Royce says that many of his shots are captured in a single exposure and have little post-processing. He will be giving a step-by-step recipe for capturing this images. His accompanying slide show will offer a lot of technical, how-to information including planning when and where to shoot the Milky Way, finding dark skies, calculating star alignments, choosing the right equipment, how to calculate the correct exposures, light painting, noise-reduction techniques, and exposure blending.
Royce is a semi-retired magazine photographer who has been capturing nightscapes for three decades. His photographs have appeared in National Geographic, Smithsonian, Reader’s Digest and American Photo, among others. His lecture tour is in advance of his upcoming ebook “Milky Way Nightscapes, A Guide to Photographing the Starry Night Sky.” Can’t make the lecture? You can order an advance copy of his ebook this month at a discounted price by sending him an email. Details are at the ebook link.
Hope to see you Friday!
My intention this morning was to get a lot of work done. Instead, I sat down at the computer and played with Photoshop. I long have wanted to learn how to create the tilt-shift look in Photoshop. You know the look, that of a miniature toy town or city. So instead of working, I asked Mr. Google how to do it, and he directed to a tutorial by Denise Lu. It is quite easy.

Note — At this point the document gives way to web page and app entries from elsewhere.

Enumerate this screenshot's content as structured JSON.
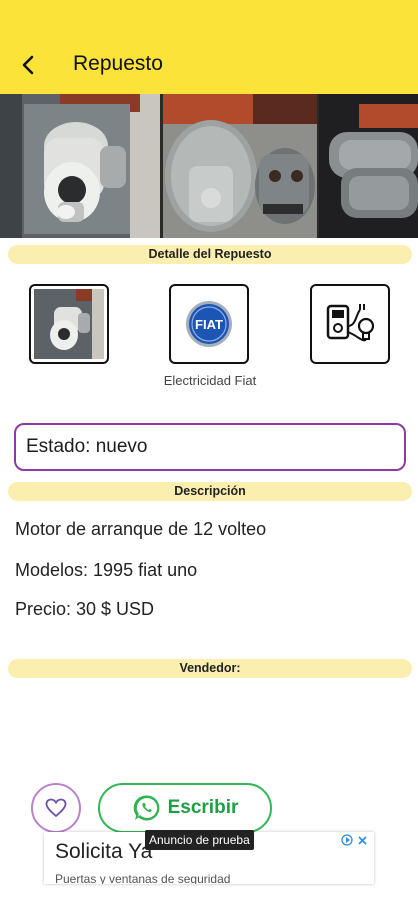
{
  "appbar": {
    "title": "Repuesto",
    "back_icon": "arrow-back-icon"
  },
  "gallery": {
    "photos": [
      "starter-motor-photo-1",
      "starter-motor-photo-2",
      "starter-motor-photo-3"
    ]
  },
  "detail": {
    "section_title": "Detalle del Repuesto",
    "tiles": [
      {
        "name": "part-thumbnail"
      },
      {
        "name": "fiat-logo",
        "caption": "Electricidad Fiat",
        "logo_text": "FIAT"
      },
      {
        "name": "electric-tools-icon"
      }
    ]
  },
  "estado": {
    "text": "Estado: nuevo"
  },
  "descripcion": {
    "section_title": "Descripción",
    "lines": [
      "Motor de arranque de 12 volteo",
      "Modelos: 1995 fiat uno",
      "Precio: 30 $ USD"
    ]
  },
  "vendedor": {
    "section_title": "Vendedor:"
  },
  "actions": {
    "favorite_icon": "heart-icon",
    "write_label": "Escribir",
    "write_icon": "whatsapp-icon"
  },
  "ad": {
    "badge": "Anuncio de prueba",
    "headline": "Solicita Ya",
    "subtext": "Puertas y ventanas de seguridad"
  },
  "colors": {
    "appbar": "#fce33a",
    "pill": "#fbefb0",
    "field_border": "#8e3aa6",
    "whatsapp": "#35b558"
  }
}
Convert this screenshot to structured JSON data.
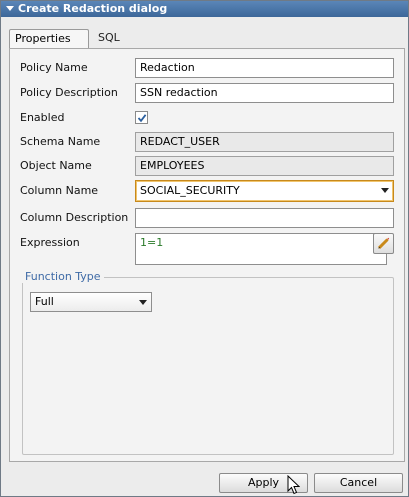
{
  "window": {
    "title": "Create Redaction dialog"
  },
  "tabs": [
    {
      "label": "Properties",
      "active": true
    },
    {
      "label": "SQL",
      "active": false
    }
  ],
  "form": {
    "policy_name": {
      "label": "Policy Name",
      "value": "Redaction"
    },
    "policy_description": {
      "label": "Policy Description",
      "value": "SSN redaction"
    },
    "enabled": {
      "label": "Enabled",
      "checked": true
    },
    "schema_name": {
      "label": "Schema Name",
      "value": "REDACT_USER"
    },
    "object_name": {
      "label": "Object Name",
      "value": "EMPLOYEES"
    },
    "column_name": {
      "label": "Column Name",
      "value": "SOCIAL_SECURITY"
    },
    "column_description": {
      "label": "Column Description",
      "value": ""
    },
    "expression": {
      "label": "Expression",
      "value": "1=1"
    }
  },
  "function_type": {
    "title": "Function Type",
    "value": "Full"
  },
  "buttons": {
    "apply": "Apply",
    "cancel": "Cancel"
  },
  "colors": {
    "titlebar": "#4a76aa",
    "group_title": "#3e6aa6",
    "expression_text": "#2a7a2a"
  }
}
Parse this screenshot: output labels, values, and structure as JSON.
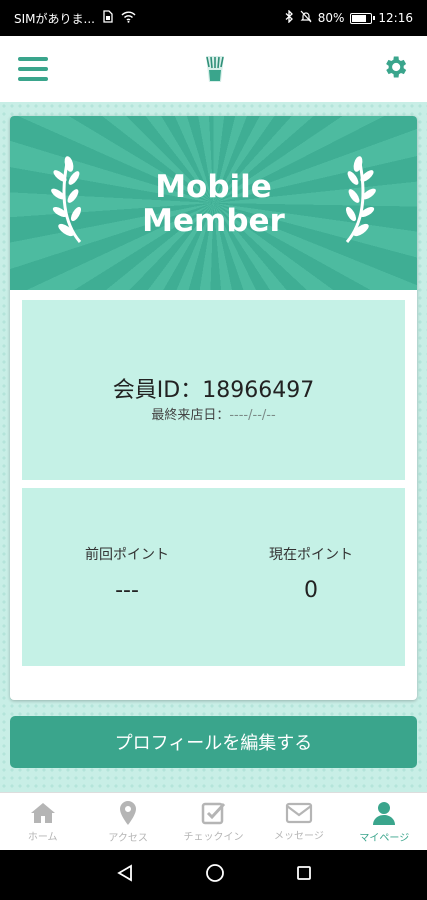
{
  "status_bar": {
    "carrier": "SIMがありま...",
    "battery": "80%",
    "battery_level": 0.8,
    "time": "12:16"
  },
  "header": {
    "menu_icon": "hamburger-icon",
    "settings_icon": "gear-icon",
    "accent_color": "#3aa58c"
  },
  "banner": {
    "title_line1": "Mobile",
    "title_line2": "Member"
  },
  "member": {
    "id_label": "会員ID：",
    "id_value": "18966497",
    "last_visit_label": "最終来店日：",
    "last_visit_value": "----/--/--"
  },
  "points": {
    "previous_label": "前回ポイント",
    "previous_value": "---",
    "current_label": "現在ポイント",
    "current_value": "0"
  },
  "edit_button": {
    "label": "プロフィールを編集する"
  },
  "tabs": [
    {
      "label": "ホーム",
      "icon": "home-icon"
    },
    {
      "label": "アクセス",
      "icon": "location-pin-icon"
    },
    {
      "label": "チェックイン",
      "icon": "checkbox-icon"
    },
    {
      "label": "メッセージ",
      "icon": "mail-icon"
    },
    {
      "label": "マイページ",
      "icon": "user-icon",
      "active": true
    }
  ]
}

1. Pick a photo. It seems to work best with a wide view, taken from a high angle so you are looking downward on the scene. Two of the images here were taken from the Smith Tower in Seattle and the third from the Eiffel Tower in Paris.
2. Open the photo in Photoshop and create a duplicate layer so you are not working on the background layer.
3. Enter the Quick Mask Mode (the shortcut is the Q key) and select the Gradient tool. With the gradient tool, select the reflected gradient (the 4th mode over on the gradient tool bar).
4. Draw a gradient starting in the area you want to be in focus and extending to the area out of focus. You can hold the Shift key down to make sure your gradient is straight. A mask (default color red) will appear on the screen showing the area to be in focus. You will likely have to play around with it to get a mask exactly where you want it.
5. Exit the Quick Mask Mode (hit the Q key again) and from the filter pull-down menu select the Lens Blur filter.
6. Pick a radius of somewhere between 20 and 40, at least those are the values I used. The Lens Blur filter screen will let you preview the results.
7. Consider adding saturation with a Hue/Saturation adjustment layer and extra contrast with a Levels or Curves adjustment layer to make the result look for toy-like.
And that’s it! The hardest part is getting the gradient in the proper place. If you have a building sticking out of the in-focus area, such as in my image of Paris here, you can use other selection tools to de-select that portion of the building after leaving the Quick Mask Mode but before applying the Lens Blur filter.